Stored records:
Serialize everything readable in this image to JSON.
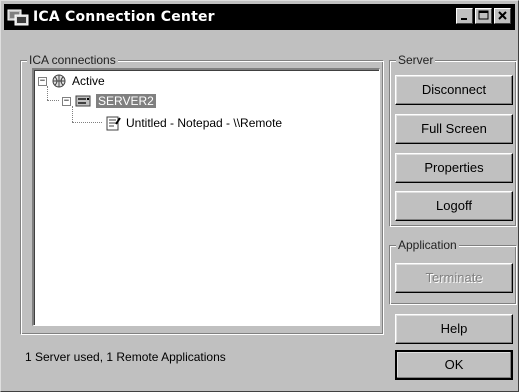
{
  "window": {
    "title": "ICA Connection Center",
    "controls": [
      "minimize-icon",
      "maximize-icon",
      "close-icon"
    ]
  },
  "connections_group": {
    "label": "ICA connections",
    "tree": {
      "root": {
        "label": "Active",
        "expander": "−",
        "icon": "network-icon"
      },
      "server": {
        "label": "SERVER2",
        "expander": "−",
        "icon": "server-icon",
        "selected": true
      },
      "app": {
        "label": "Untitled - Notepad - \\\\Remote",
        "icon": "notepad-icon"
      }
    }
  },
  "server_group": {
    "label": "Server",
    "buttons": {
      "disconnect": "Disconnect",
      "full_screen": "Full Screen",
      "properties": "Properties",
      "logoff": "Logoff"
    }
  },
  "application_group": {
    "label": "Application",
    "buttons": {
      "terminate": "Terminate"
    }
  },
  "footer": {
    "status": "1 Server used, 1 Remote Applications",
    "help": "Help",
    "ok": "OK"
  },
  "colors": {
    "face": "#c0c0c0",
    "titlebar": "#000000",
    "selection": "#808080"
  }
}
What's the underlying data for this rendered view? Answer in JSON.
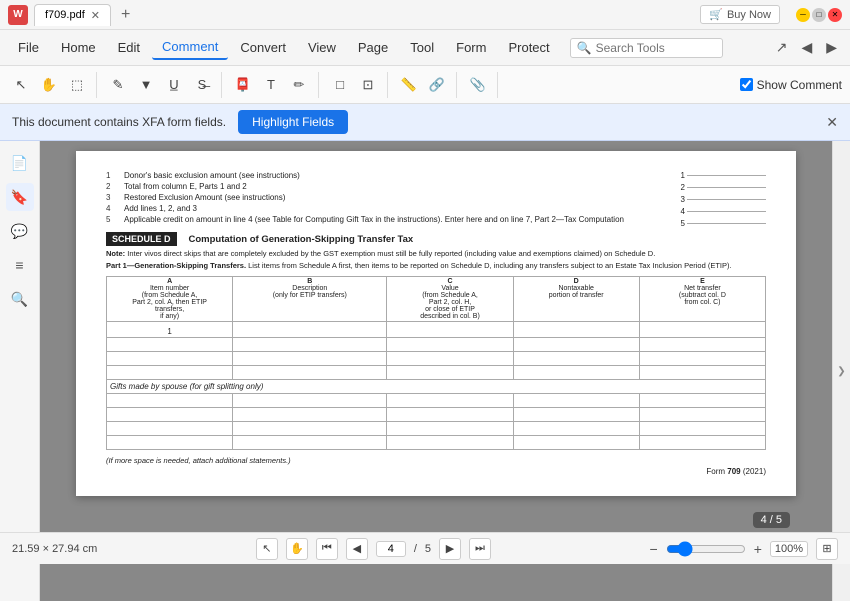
{
  "app": {
    "icon": "W",
    "tab_title": "f709.pdf",
    "buy_now": "Buy Now"
  },
  "menubar": {
    "file": "File",
    "home": "Home",
    "edit": "Edit",
    "comment": "Comment",
    "convert": "Convert",
    "view": "View",
    "page": "Page",
    "tool": "Tool",
    "form": "Form",
    "protect": "Protect",
    "search_placeholder": "Search Tools"
  },
  "toolbar": {
    "show_comment": "Show Comment",
    "show_comment_checked": true
  },
  "xfa_bar": {
    "message": "This document contains XFA form fields.",
    "highlight_btn": "Highlight Fields",
    "close_aria": "Close"
  },
  "document": {
    "lines": [
      {
        "num": "1",
        "text": "Donor's basic exclusion amount (see instructions)"
      },
      {
        "num": "2",
        "text": "Total from column E, Parts 1 and 2"
      },
      {
        "num": "3",
        "text": "Restored Exclusion Amount (see instructions)"
      },
      {
        "num": "4",
        "text": "Add lines 1, 2, and 3"
      },
      {
        "num": "5",
        "text": "Applicable credit on amount in line 4 (see Table for Computing Gift Tax in the instructions). Enter here and on line 7, Part 2—Tax Computation"
      }
    ],
    "schedule_label": "SCHEDULE D",
    "schedule_title": "Computation of Generation-Skipping Transfer Tax",
    "note": "Note: Inter vivos direct skips that are completely excluded by the GST exemption must still be fully reported (including value and exemptions claimed) on Schedule D.",
    "part1_header": "Part 1—Generation-Skipping Transfers.",
    "part1_desc": "List items from Schedule A first, then items to be reported on Schedule D, including any transfers subject to an Estate Tax Inclusion Period (ETIP).",
    "col_a_label": "A",
    "col_a_sub": "Item number\n(from Schedule A,\nPart 2, col. A, then ETIP\ntransfers,\nif any)",
    "col_b_label": "B",
    "col_b_sub": "Description\n(only for ETIP transfers)",
    "col_c_label": "C",
    "col_c_sub": "Value\n(from Schedule A,\nPart 2, col. H,\nor close of ETIP\ndescribed in col. B)",
    "col_d_label": "D",
    "col_d_sub": "Nontaxable\nportion of transfer",
    "col_e_label": "E",
    "col_e_sub": "Net transfer\n(subtract col. D\nfrom col. C)",
    "first_row_a": "1",
    "gifts_spouse": "Gifts made by spouse (for gift splitting only)",
    "if_more": "(If more space is needed, attach additional statements.)",
    "form_num": "Form 709 (2021)"
  },
  "bottombar": {
    "dimensions": "21.59 × 27.94 cm",
    "page_current": "4",
    "page_total": "5",
    "page_nav_display": "4 / 5",
    "zoom_percent": "100%",
    "page_indicator": "4 / 5"
  },
  "icons": {
    "save": "💾",
    "print": "🖨",
    "open": "📂",
    "cursor": "↖",
    "hand": "✋",
    "search": "🔍",
    "first_page": "⏮",
    "prev_page": "◀",
    "next_page": "▶",
    "last_page": "⏭",
    "zoom_out": "−",
    "zoom_in": "+",
    "nav_arrow_left": "❮",
    "nav_arrow_right": "❯"
  },
  "colors": {
    "accent": "#1a73e8",
    "xfa_bg": "#e8f0fe",
    "tab_active": "#1a73e8"
  }
}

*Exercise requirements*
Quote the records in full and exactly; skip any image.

*Response to this exercise*
Serialize everything readable in this image to JSON.
{
  "window": {
    "title": "ICA Connection Center",
    "controls": [
      "minimize-icon",
      "maximize-icon",
      "close-icon"
    ]
  },
  "connections_group": {
    "label": "ICA connections",
    "tree": {
      "root": {
        "label": "Active",
        "expander": "−",
        "icon": "network-icon"
      },
      "server": {
        "label": "SERVER2",
        "expander": "−",
        "icon": "server-icon",
        "selected": true
      },
      "app": {
        "label": "Untitled - Notepad - \\\\Remote",
        "icon": "notepad-icon"
      }
    }
  },
  "server_group": {
    "label": "Server",
    "buttons": {
      "disconnect": "Disconnect",
      "full_screen": "Full Screen",
      "properties": "Properties",
      "logoff": "Logoff"
    }
  },
  "application_group": {
    "label": "Application",
    "buttons": {
      "terminate": "Terminate"
    }
  },
  "footer": {
    "status": "1 Server used, 1 Remote Applications",
    "help": "Help",
    "ok": "OK"
  },
  "colors": {
    "face": "#c0c0c0",
    "titlebar": "#000000",
    "selection": "#808080"
  }
}
What's the underlying data for this rendered view? Answer in JSON.
{
  "app": {
    "icon": "W",
    "tab_title": "f709.pdf",
    "buy_now": "Buy Now"
  },
  "menubar": {
    "file": "File",
    "home": "Home",
    "edit": "Edit",
    "comment": "Comment",
    "convert": "Convert",
    "view": "View",
    "page": "Page",
    "tool": "Tool",
    "form": "Form",
    "protect": "Protect",
    "search_placeholder": "Search Tools"
  },
  "toolbar": {
    "show_comment": "Show Comment",
    "show_comment_checked": true
  },
  "xfa_bar": {
    "message": "This document contains XFA form fields.",
    "highlight_btn": "Highlight Fields",
    "close_aria": "Close"
  },
  "document": {
    "lines": [
      {
        "num": "1",
        "text": "Donor's basic exclusion amount (see instructions)"
      },
      {
        "num": "2",
        "text": "Total from column E, Parts 1 and 2"
      },
      {
        "num": "3",
        "text": "Restored Exclusion Amount (see instructions)"
      },
      {
        "num": "4",
        "text": "Add lines 1, 2, and 3"
      },
      {
        "num": "5",
        "text": "Applicable credit on amount in line 4 (see Table for Computing Gift Tax in the instructions). Enter here and on line 7, Part 2—Tax Computation"
      }
    ],
    "schedule_label": "SCHEDULE D",
    "schedule_title": "Computation of Generation-Skipping Transfer Tax",
    "note": "Note: Inter vivos direct skips that are completely excluded by the GST exemption must still be fully reported (including value and exemptions claimed) on Schedule D.",
    "part1_header": "Part 1—Generation-Skipping Transfers.",
    "part1_desc": "List items from Schedule A first, then items to be reported on Schedule D, including any transfers subject to an Estate Tax Inclusion Period (ETIP).",
    "col_a_label": "A",
    "col_a_sub": "Item number\n(from Schedule A,\nPart 2, col. A, then ETIP\ntransfers,\nif any)",
    "col_b_label": "B",
    "col_b_sub": "Description\n(only for ETIP transfers)",
    "col_c_label": "C",
    "col_c_sub": "Value\n(from Schedule A,\nPart 2, col. H,\nor close of ETIP\ndescribed in col. B)",
    "col_d_label": "D",
    "col_d_sub": "Nontaxable\nportion of transfer",
    "col_e_label": "E",
    "col_e_sub": "Net transfer\n(subtract col. D\nfrom col. C)",
    "first_row_a": "1",
    "gifts_spouse": "Gifts made by spouse (for gift splitting only)",
    "if_more": "(If more space is needed, attach additional statements.)",
    "form_num": "Form 709 (2021)"
  },
  "bottombar": {
    "dimensions": "21.59 × 27.94 cm",
    "page_current": "4",
    "page_total": "5",
    "page_nav_display": "4 / 5",
    "zoom_percent": "100%",
    "page_indicator": "4 / 5"
  },
  "icons": {
    "save": "💾",
    "print": "🖨",
    "open": "📂",
    "cursor": "↖",
    "hand": "✋",
    "search": "🔍",
    "first_page": "⏮",
    "prev_page": "◀",
    "next_page": "▶",
    "last_page": "⏭",
    "zoom_out": "−",
    "zoom_in": "+",
    "nav_arrow_left": "❮",
    "nav_arrow_right": "❯"
  },
  "colors": {
    "accent": "#1a73e8",
    "xfa_bg": "#e8f0fe",
    "tab_active": "#1a73e8"
  }
}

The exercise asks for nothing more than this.